BRIEF
Each line below that holds the word "Chinese" counts toward the answer; reply with the total number only.

DATASET ENTRIES

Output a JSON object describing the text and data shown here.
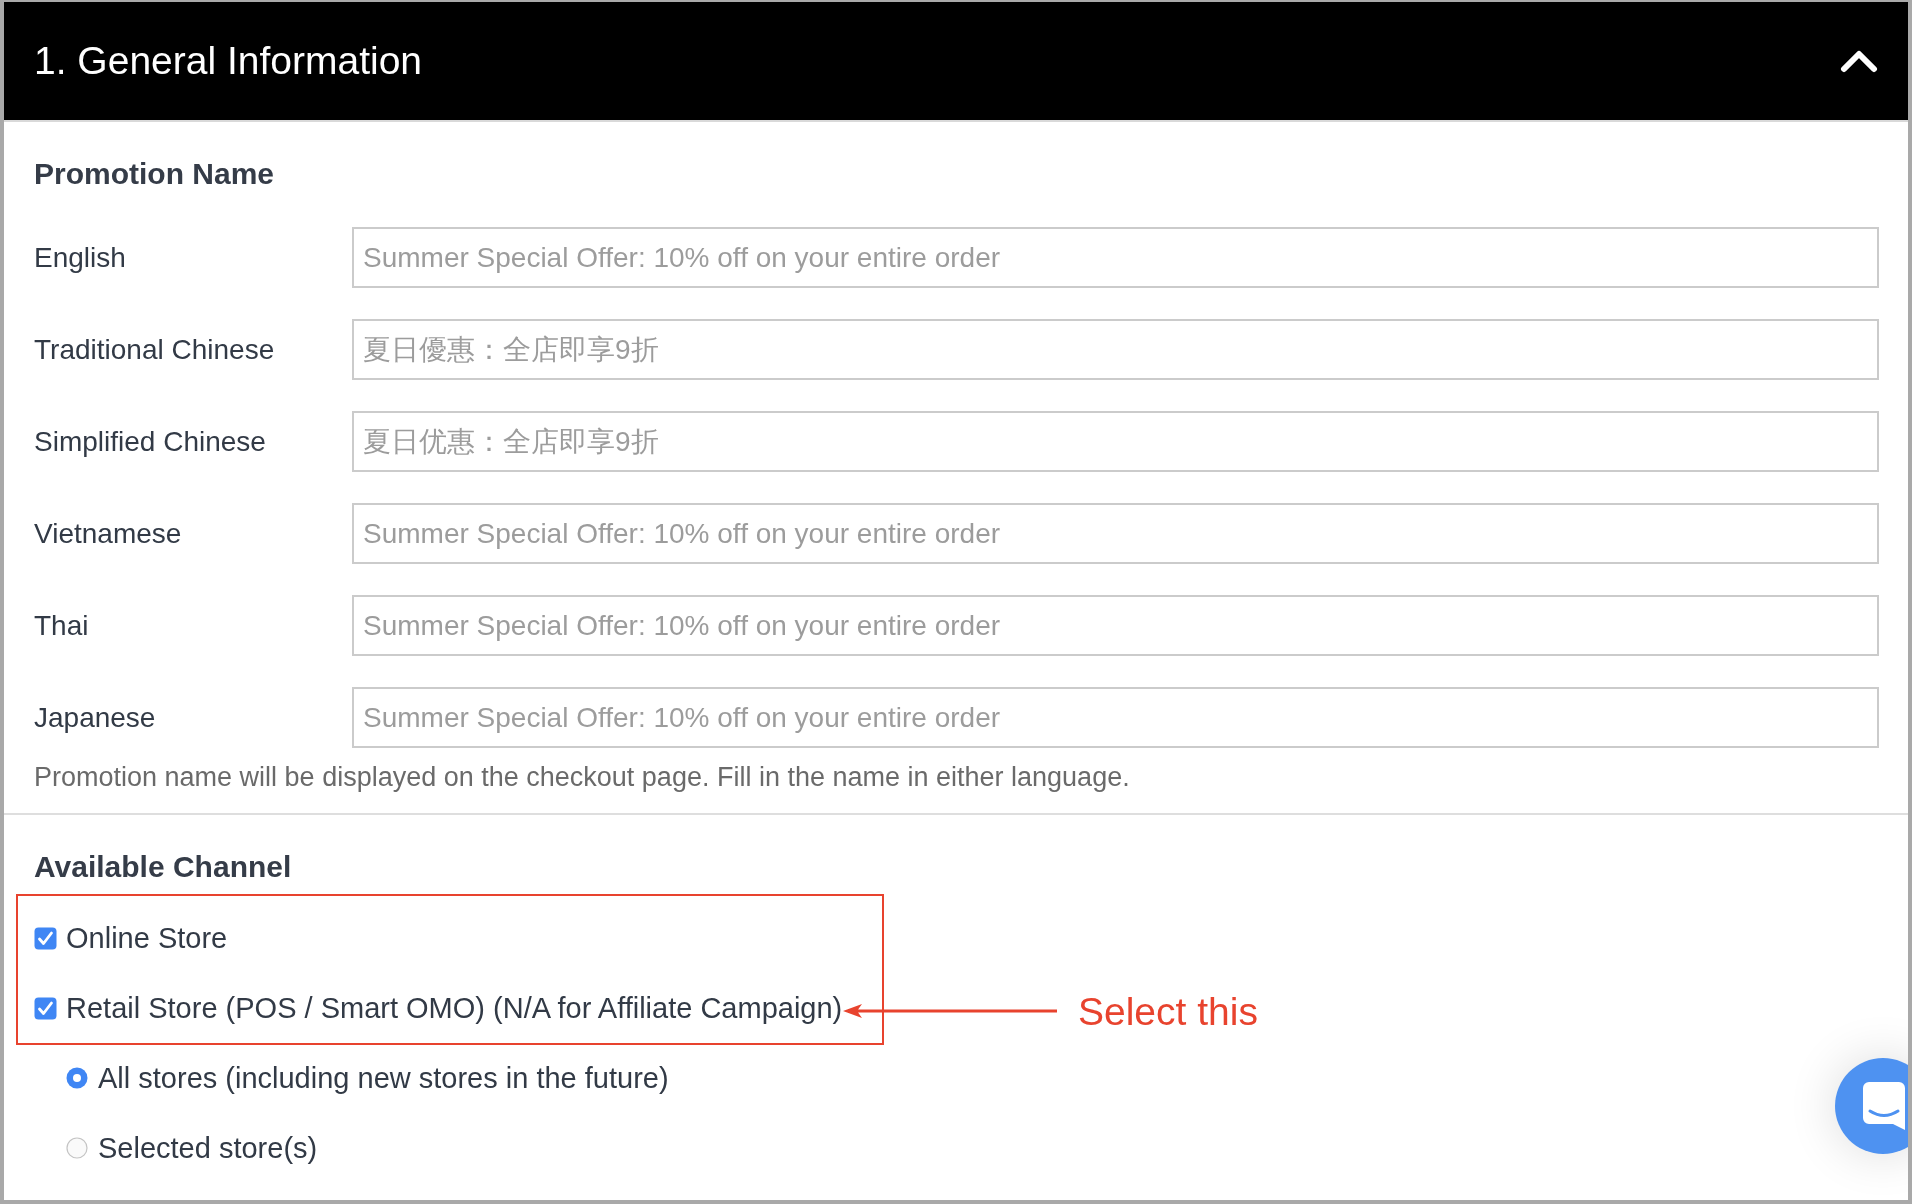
{
  "section": {
    "title": "1. General Information",
    "expanded": true
  },
  "promotion_name": {
    "heading": "Promotion Name",
    "fields": [
      {
        "label": "English",
        "placeholder": "Summer Special Offer: 10% off on your entire order"
      },
      {
        "label": "Traditional Chinese",
        "placeholder": "夏日優惠：全店即享9折"
      },
      {
        "label": "Simplified Chinese",
        "placeholder": "夏日优惠：全店即享9折"
      },
      {
        "label": "Vietnamese",
        "placeholder": "Summer Special Offer: 10% off on your entire order"
      },
      {
        "label": "Thai",
        "placeholder": "Summer Special Offer: 10% off on your entire order"
      },
      {
        "label": "Japanese",
        "placeholder": "Summer Special Offer: 10% off on your entire order"
      }
    ],
    "help_text": "Promotion name will be displayed on the checkout page. Fill in the name in either language."
  },
  "available_channel": {
    "heading": "Available Channel",
    "channels": [
      {
        "label": "Online Store",
        "checked": true
      },
      {
        "label": "Retail Store (POS / Smart OMO) (N/A for Affiliate Campaign)",
        "checked": true
      }
    ],
    "store_options": [
      {
        "label": "All stores (including new stores in the future)",
        "selected": true
      },
      {
        "label": "Selected store(s)",
        "selected": false
      }
    ]
  },
  "annotation": {
    "text": "Select this"
  }
}
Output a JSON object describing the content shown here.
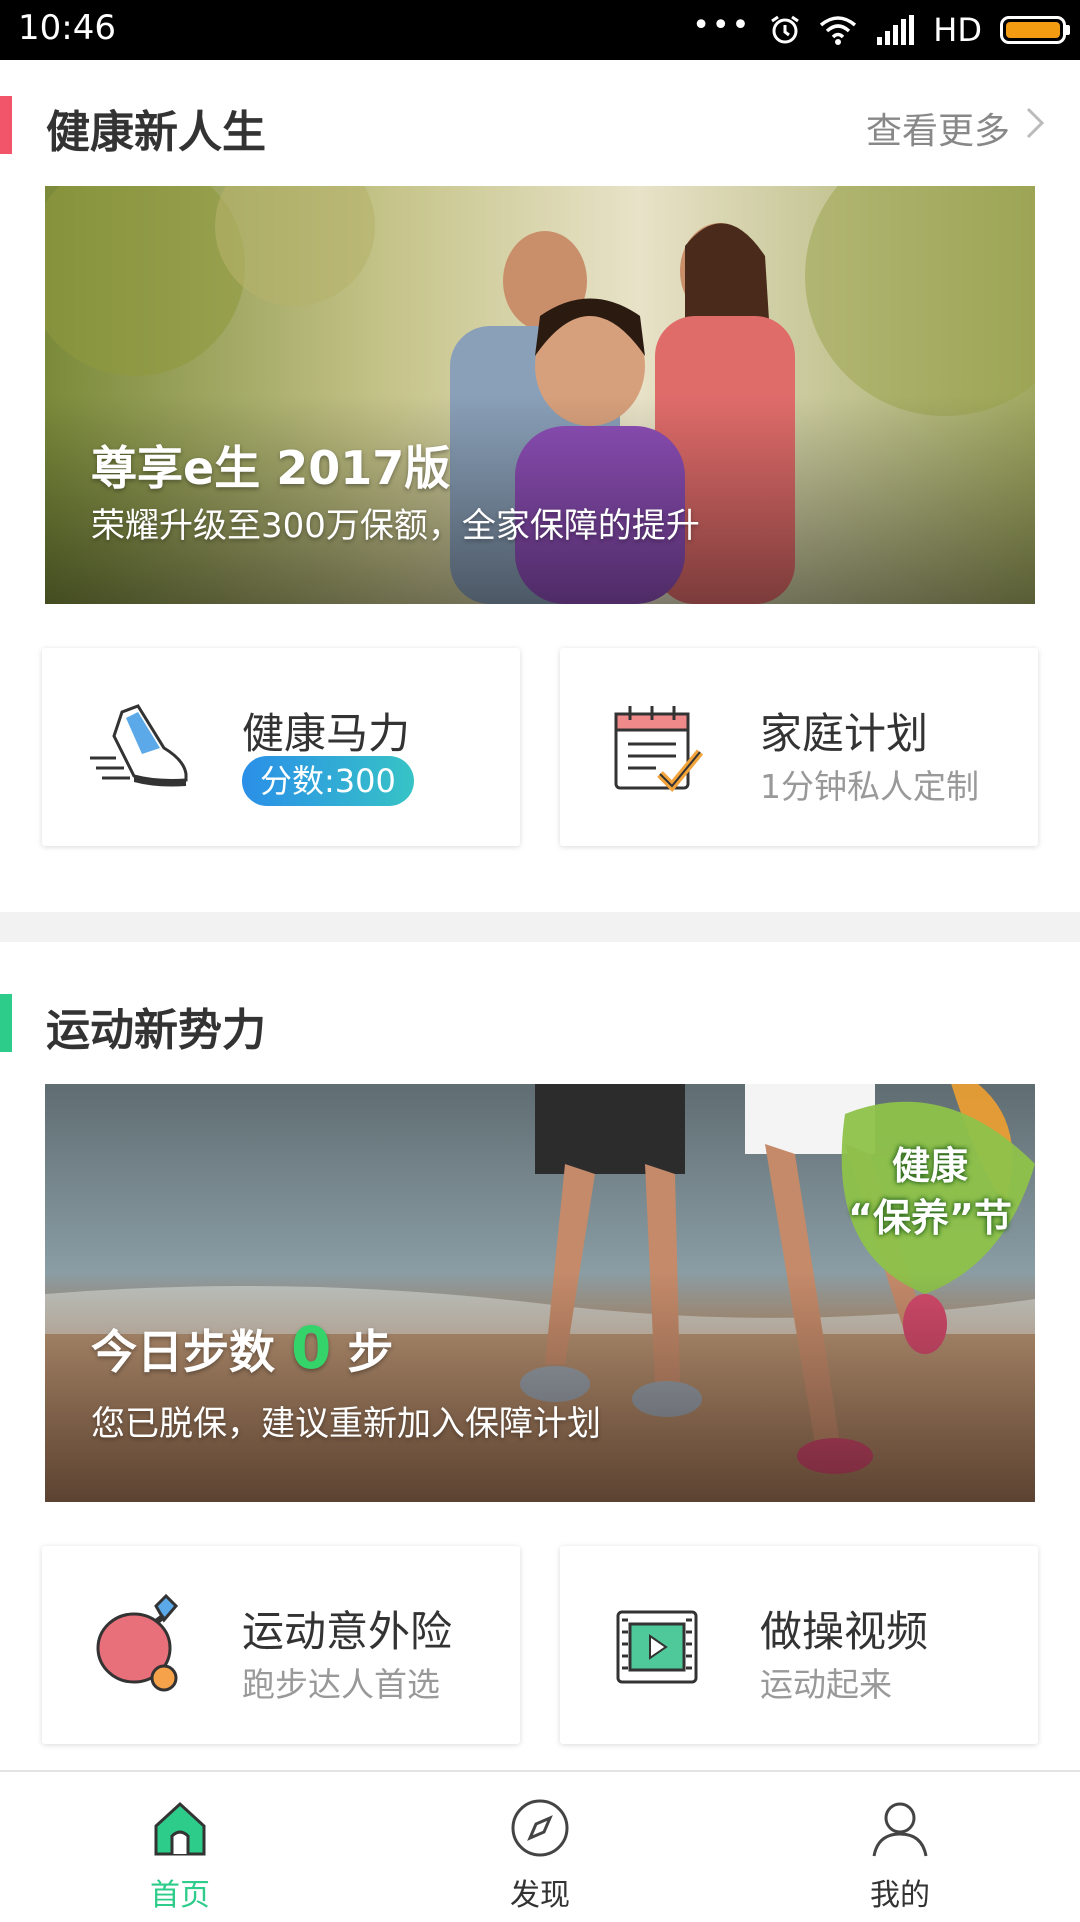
{
  "status_bar": {
    "time": "10:46",
    "dots": "•••",
    "network": "HD",
    "battery_color": "#f39c12"
  },
  "section1": {
    "title": "健康新人生",
    "more_label": "查看更多",
    "accent_color": "#f2546a",
    "banner": {
      "title": "尊享e生 2017版",
      "subtitle": "荣耀升级至300万保额，全家保障的提升"
    },
    "cards": [
      {
        "title": "健康马力",
        "badge": "分数:300",
        "icon": "running-shoe-icon"
      },
      {
        "title": "家庭计划",
        "subtitle": "1分钟私人定制",
        "icon": "calendar-check-icon"
      }
    ]
  },
  "section2": {
    "title": "运动新势力",
    "accent_color": "#2ecc8a",
    "banner": {
      "steps_prefix": "今日步数",
      "steps_value": "0",
      "steps_suffix": "步",
      "subtitle": "您已脱保，建议重新加入保障计划",
      "badge_line1": "健康",
      "badge_line2": "“保养”节"
    },
    "cards": [
      {
        "title": "运动意外险",
        "subtitle": "跑步达人首选",
        "icon": "ping-pong-icon"
      },
      {
        "title": "做操视频",
        "subtitle": "运动起来",
        "icon": "video-play-icon"
      }
    ]
  },
  "bottom_nav": {
    "active_color": "#2ecc8a",
    "items": [
      {
        "label": "首页",
        "icon": "home-icon",
        "active": true
      },
      {
        "label": "发现",
        "icon": "compass-icon",
        "active": false
      },
      {
        "label": "我的",
        "icon": "user-icon",
        "active": false
      }
    ]
  }
}
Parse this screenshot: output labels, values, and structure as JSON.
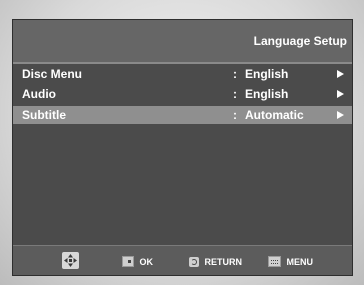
{
  "header": {
    "title": "Language Setup"
  },
  "menu": {
    "separator": ":",
    "items": [
      {
        "label": "Disc Menu",
        "value": "English",
        "selected": false
      },
      {
        "label": "Audio",
        "value": "English",
        "selected": false
      },
      {
        "label": "Subtitle",
        "value": "Automatic",
        "selected": true
      }
    ]
  },
  "footer": {
    "navigate_icon": "dpad-navigation-icon",
    "ok": {
      "icon": "ok-button-icon",
      "label": "OK"
    },
    "return": {
      "icon": "return-icon",
      "label": "RETURN"
    },
    "menu": {
      "icon": "menu-button-icon",
      "label": "MENU"
    }
  },
  "colors": {
    "panel": "#4b4b4b",
    "header": "#666666",
    "selected_row": "#8f8f8f",
    "text": "#ffffff"
  }
}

RESPONSE TO THE TASK
2